Supplied material:
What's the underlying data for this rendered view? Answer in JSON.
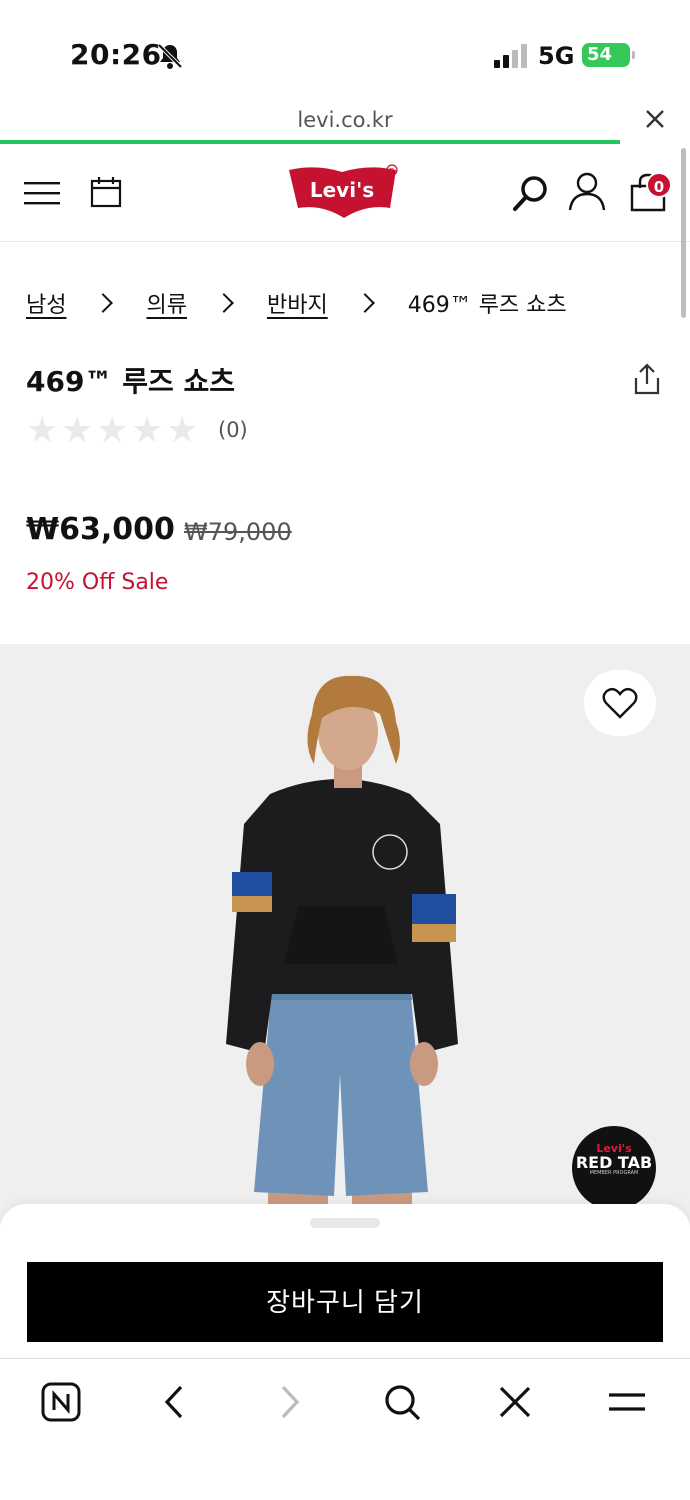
{
  "status": {
    "time": "20:26",
    "network": "5G",
    "battery": "54"
  },
  "browser": {
    "url": "levi.co.kr"
  },
  "header": {
    "logo_text": "Levi's",
    "cart_count": "0"
  },
  "breadcrumb": [
    {
      "label": "남성",
      "link": true
    },
    {
      "label": "의류",
      "link": true
    },
    {
      "label": "반바지",
      "link": true
    },
    {
      "label": "469™ 루즈 쇼츠",
      "link": false
    }
  ],
  "product": {
    "title": "469™ 루즈 쇼츠",
    "rating_count": "(0)",
    "stars_filled": 0,
    "stars_total": 5,
    "price_sale": "₩63,000",
    "price_original": "₩79,000",
    "discount_label": "20% Off Sale"
  },
  "badge": {
    "line1": "Levi's",
    "line2": "RED TAB",
    "line3": "MEMBER PROGRAM"
  },
  "actions": {
    "add_to_cart": "장바구니 담기"
  },
  "colors": {
    "accent_red": "#c41230",
    "load_bar": "#22c55e",
    "button_bg": "#000000"
  },
  "icons": [
    "bell-slash-icon",
    "signal-icon",
    "close-icon",
    "menu-icon",
    "calendar-icon",
    "search-icon",
    "user-icon",
    "bag-icon",
    "share-icon",
    "heart-icon",
    "naver-icon",
    "back-icon",
    "forward-icon",
    "search-icon",
    "close-icon",
    "menu-icon"
  ]
}
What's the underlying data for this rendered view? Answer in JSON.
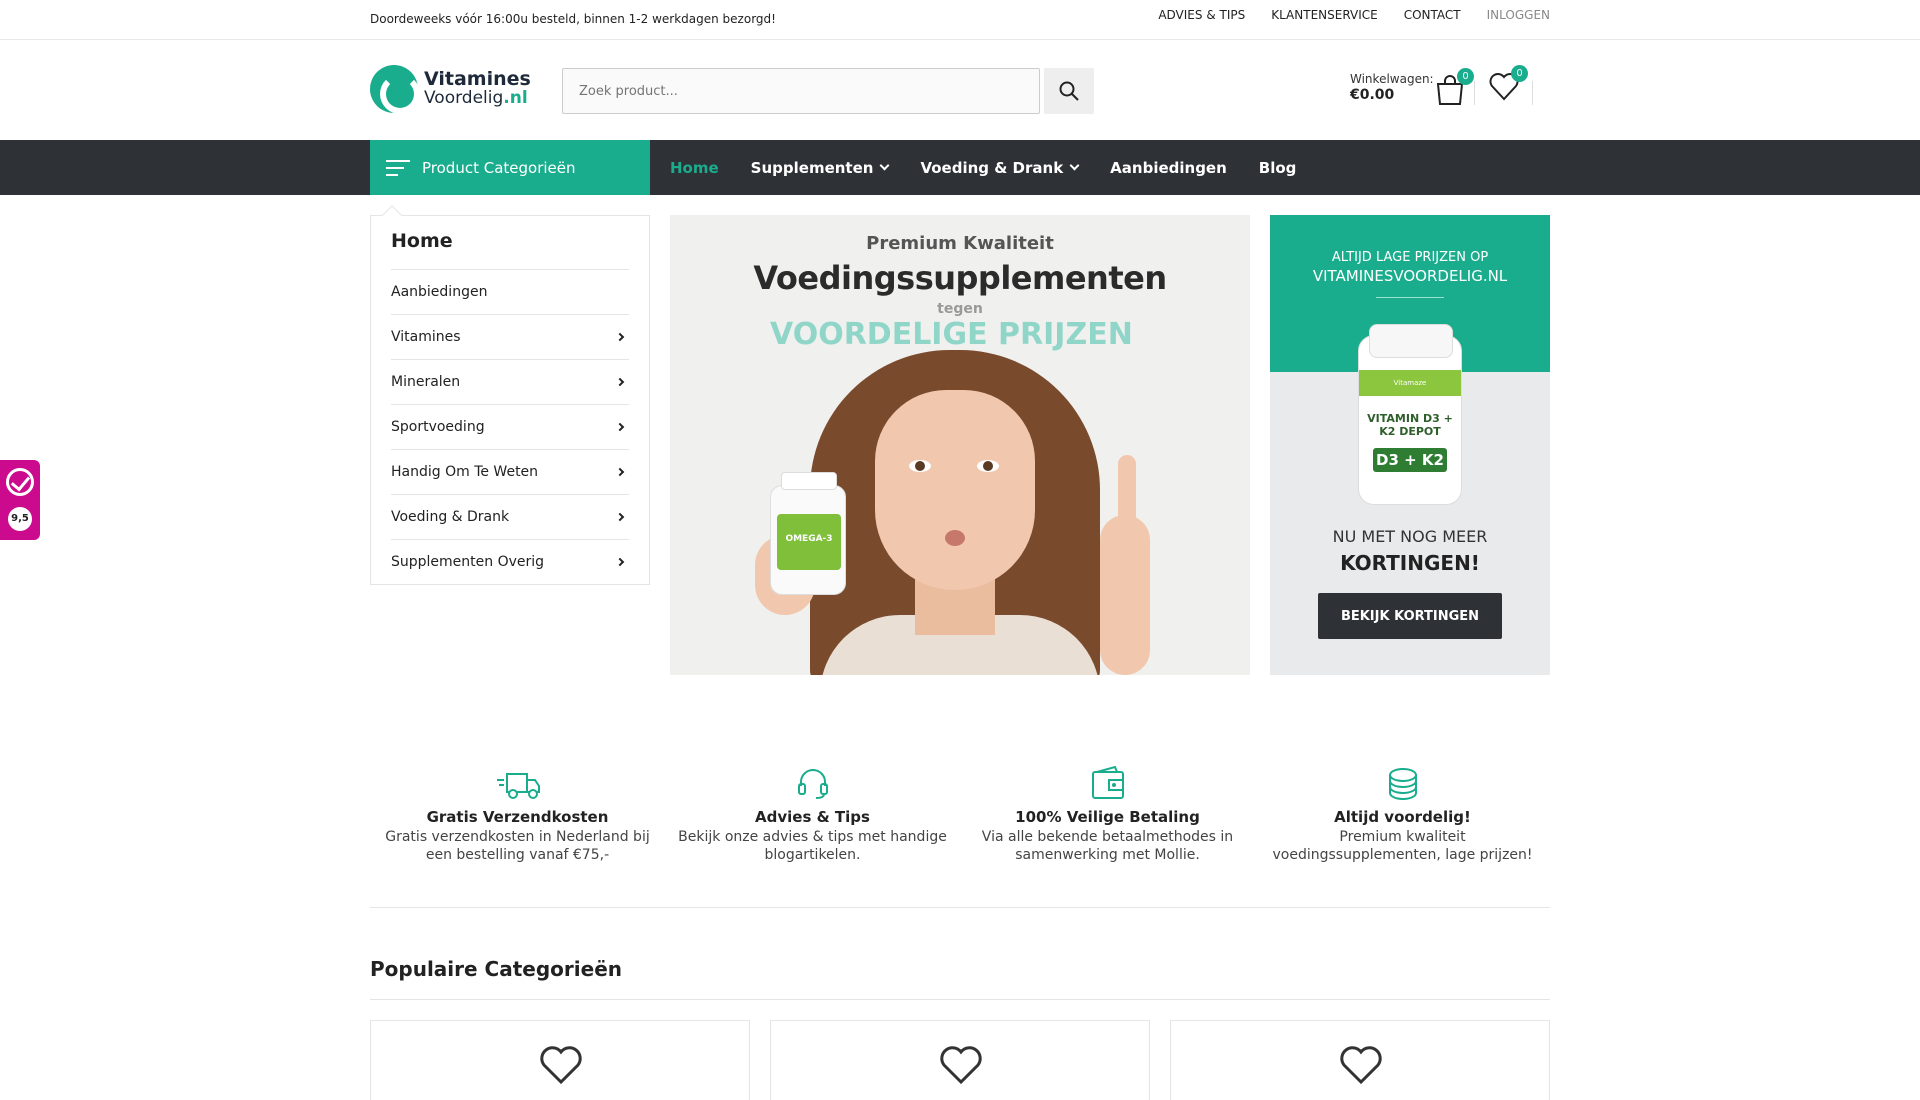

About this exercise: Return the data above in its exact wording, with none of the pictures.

Exercise result:
What's the underlying data for this rendered view? Answer in JSON.
{
  "status": {
    "time": "20:26",
    "network": "5G",
    "battery": "54"
  },
  "browser": {
    "url": "levi.co.kr"
  },
  "header": {
    "logo_text": "Levi's",
    "cart_count": "0"
  },
  "breadcrumb": [
    {
      "label": "남성",
      "link": true
    },
    {
      "label": "의류",
      "link": true
    },
    {
      "label": "반바지",
      "link": true
    },
    {
      "label": "469™ 루즈 쇼츠",
      "link": false
    }
  ],
  "product": {
    "title": "469™ 루즈 쇼츠",
    "rating_count": "(0)",
    "stars_filled": 0,
    "stars_total": 5,
    "price_sale": "₩63,000",
    "price_original": "₩79,000",
    "discount_label": "20% Off Sale"
  },
  "badge": {
    "line1": "Levi's",
    "line2": "RED TAB",
    "line3": "MEMBER PROGRAM"
  },
  "actions": {
    "add_to_cart": "장바구니 담기"
  },
  "colors": {
    "accent_red": "#c41230",
    "load_bar": "#22c55e",
    "button_bg": "#000000"
  },
  "icons": [
    "bell-slash-icon",
    "signal-icon",
    "close-icon",
    "menu-icon",
    "calendar-icon",
    "search-icon",
    "user-icon",
    "bag-icon",
    "share-icon",
    "heart-icon",
    "naver-icon",
    "back-icon",
    "forward-icon",
    "search-icon",
    "close-icon",
    "menu-icon"
  ]
}
What's the underlying data for this rendered view? Answer in JSON.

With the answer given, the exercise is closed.